Brief
Search the listing below for the word "subtitle" and copy each line where it appears.

┌────────

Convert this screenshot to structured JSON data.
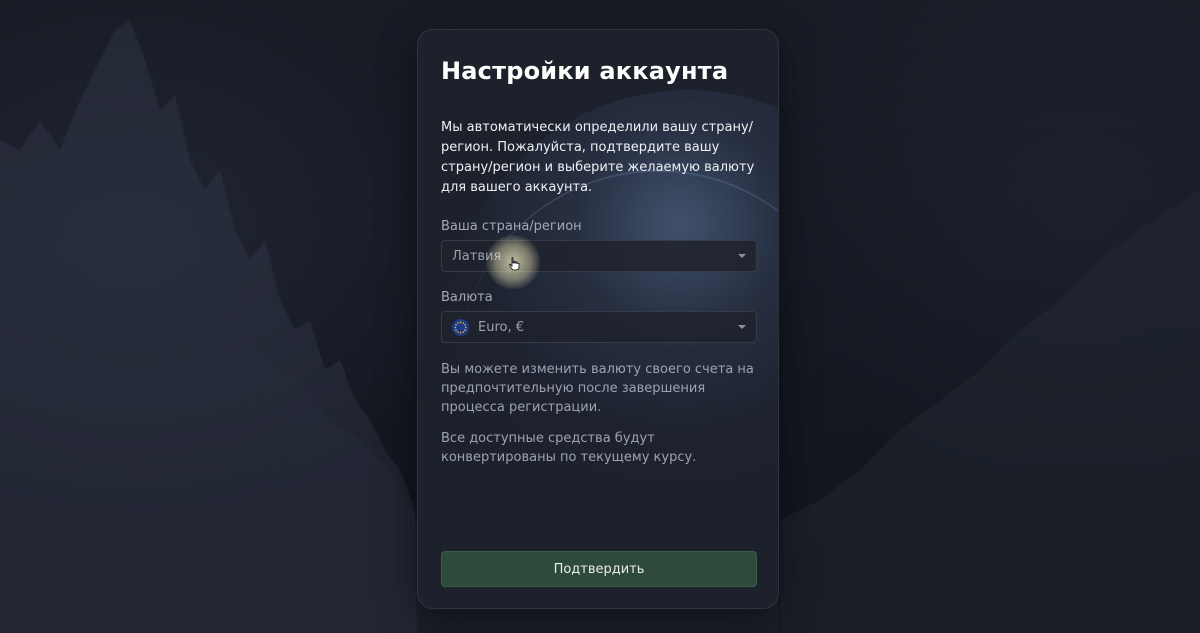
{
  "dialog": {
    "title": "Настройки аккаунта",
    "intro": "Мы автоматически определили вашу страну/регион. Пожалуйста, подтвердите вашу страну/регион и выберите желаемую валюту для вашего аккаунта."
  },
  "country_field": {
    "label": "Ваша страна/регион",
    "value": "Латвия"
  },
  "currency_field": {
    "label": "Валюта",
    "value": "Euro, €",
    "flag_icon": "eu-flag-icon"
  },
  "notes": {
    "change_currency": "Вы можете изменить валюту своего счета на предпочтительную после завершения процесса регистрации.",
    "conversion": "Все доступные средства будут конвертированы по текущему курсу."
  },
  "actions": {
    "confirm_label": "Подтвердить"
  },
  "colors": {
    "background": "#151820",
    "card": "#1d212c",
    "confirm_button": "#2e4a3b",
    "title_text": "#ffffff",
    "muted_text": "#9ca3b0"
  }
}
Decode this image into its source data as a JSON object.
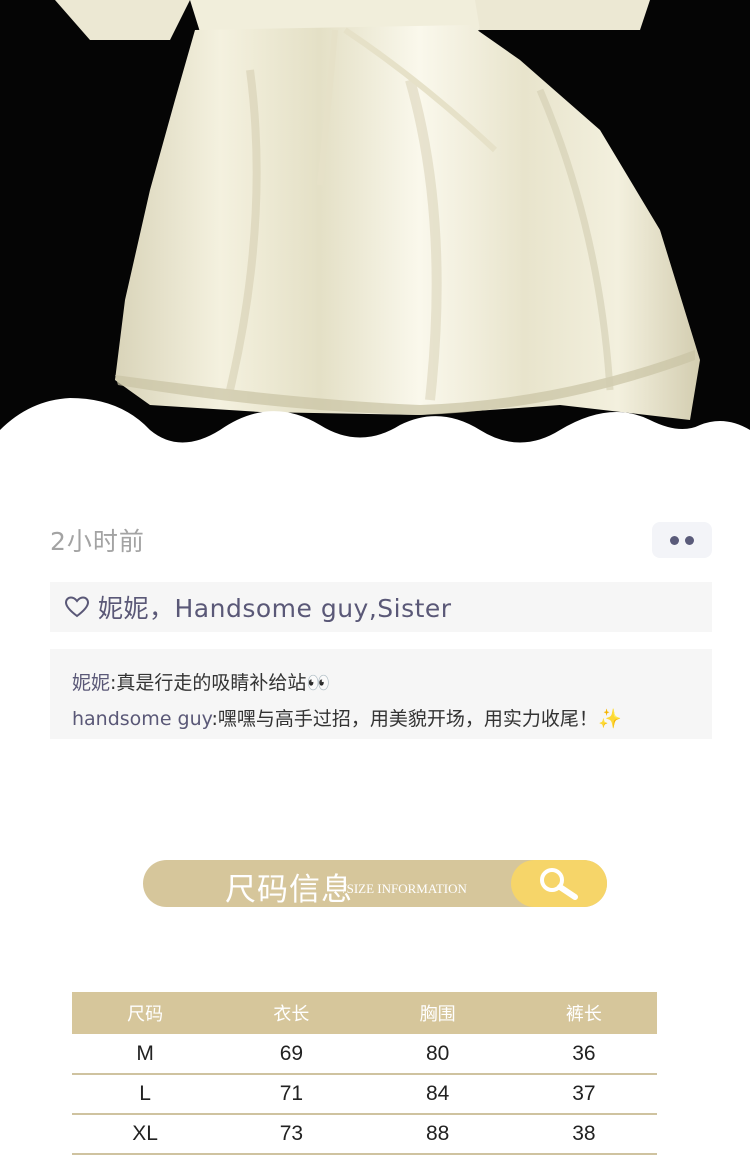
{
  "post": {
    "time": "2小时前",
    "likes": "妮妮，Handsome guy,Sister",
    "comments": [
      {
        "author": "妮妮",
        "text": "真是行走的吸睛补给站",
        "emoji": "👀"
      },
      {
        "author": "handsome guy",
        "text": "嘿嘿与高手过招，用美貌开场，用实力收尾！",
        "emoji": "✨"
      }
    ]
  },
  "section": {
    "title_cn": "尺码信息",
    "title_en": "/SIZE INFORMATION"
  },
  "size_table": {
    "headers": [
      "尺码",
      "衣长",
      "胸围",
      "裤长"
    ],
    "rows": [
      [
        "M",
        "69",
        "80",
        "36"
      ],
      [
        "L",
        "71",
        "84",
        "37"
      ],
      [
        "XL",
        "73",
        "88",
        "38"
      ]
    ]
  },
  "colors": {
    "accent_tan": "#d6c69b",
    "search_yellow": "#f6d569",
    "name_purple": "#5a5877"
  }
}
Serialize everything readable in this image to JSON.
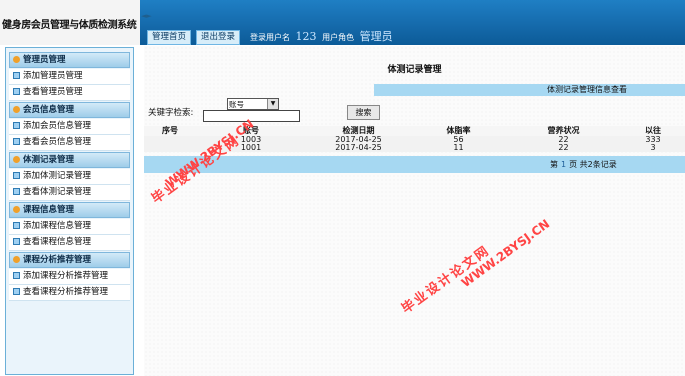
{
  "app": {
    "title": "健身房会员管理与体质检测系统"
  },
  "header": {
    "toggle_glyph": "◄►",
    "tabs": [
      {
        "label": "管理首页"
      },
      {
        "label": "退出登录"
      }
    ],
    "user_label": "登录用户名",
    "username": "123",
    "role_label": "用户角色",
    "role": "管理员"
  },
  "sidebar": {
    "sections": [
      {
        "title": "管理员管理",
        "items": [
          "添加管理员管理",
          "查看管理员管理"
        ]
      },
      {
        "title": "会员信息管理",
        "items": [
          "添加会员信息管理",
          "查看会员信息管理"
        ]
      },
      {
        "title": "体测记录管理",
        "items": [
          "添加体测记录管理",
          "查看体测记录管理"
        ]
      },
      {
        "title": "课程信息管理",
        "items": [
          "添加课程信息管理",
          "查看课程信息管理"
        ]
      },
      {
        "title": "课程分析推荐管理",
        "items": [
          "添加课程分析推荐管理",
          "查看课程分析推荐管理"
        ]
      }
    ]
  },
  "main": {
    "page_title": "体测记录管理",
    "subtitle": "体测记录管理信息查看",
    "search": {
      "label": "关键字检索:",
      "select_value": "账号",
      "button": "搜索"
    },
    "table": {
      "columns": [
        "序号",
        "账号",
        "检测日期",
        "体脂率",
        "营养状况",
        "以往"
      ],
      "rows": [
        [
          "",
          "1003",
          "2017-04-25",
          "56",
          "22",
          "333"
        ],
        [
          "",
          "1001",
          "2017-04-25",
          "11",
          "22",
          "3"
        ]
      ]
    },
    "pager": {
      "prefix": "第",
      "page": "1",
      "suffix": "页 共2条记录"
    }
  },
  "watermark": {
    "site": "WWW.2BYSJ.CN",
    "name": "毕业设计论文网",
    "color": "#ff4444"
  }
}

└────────
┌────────

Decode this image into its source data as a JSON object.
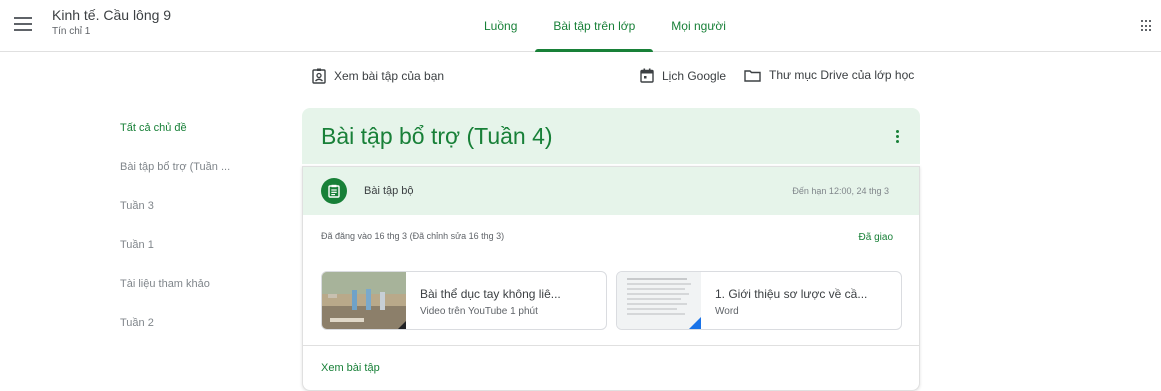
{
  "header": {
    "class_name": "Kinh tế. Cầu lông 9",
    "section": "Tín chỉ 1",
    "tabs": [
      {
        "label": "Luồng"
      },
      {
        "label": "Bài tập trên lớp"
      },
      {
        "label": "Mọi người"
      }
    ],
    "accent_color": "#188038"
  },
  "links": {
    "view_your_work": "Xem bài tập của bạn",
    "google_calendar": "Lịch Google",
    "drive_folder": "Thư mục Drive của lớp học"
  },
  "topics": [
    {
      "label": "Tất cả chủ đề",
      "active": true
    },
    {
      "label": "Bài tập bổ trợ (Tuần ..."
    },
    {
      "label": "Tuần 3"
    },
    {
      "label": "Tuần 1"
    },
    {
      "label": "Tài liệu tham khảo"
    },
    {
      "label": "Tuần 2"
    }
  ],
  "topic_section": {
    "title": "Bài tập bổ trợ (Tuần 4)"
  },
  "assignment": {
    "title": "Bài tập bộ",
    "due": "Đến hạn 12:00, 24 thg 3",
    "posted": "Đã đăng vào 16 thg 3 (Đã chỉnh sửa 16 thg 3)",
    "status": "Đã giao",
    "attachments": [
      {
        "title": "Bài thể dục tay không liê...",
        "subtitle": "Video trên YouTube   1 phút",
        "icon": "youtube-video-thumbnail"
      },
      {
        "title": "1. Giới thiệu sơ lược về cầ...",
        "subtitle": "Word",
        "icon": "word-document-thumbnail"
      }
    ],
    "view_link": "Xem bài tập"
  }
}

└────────

Answer space
    "subtitle": "体测记录管理信息查看",
        "subtitle": "Video trên YouTube   1 phút",
        "subtitle": "Word",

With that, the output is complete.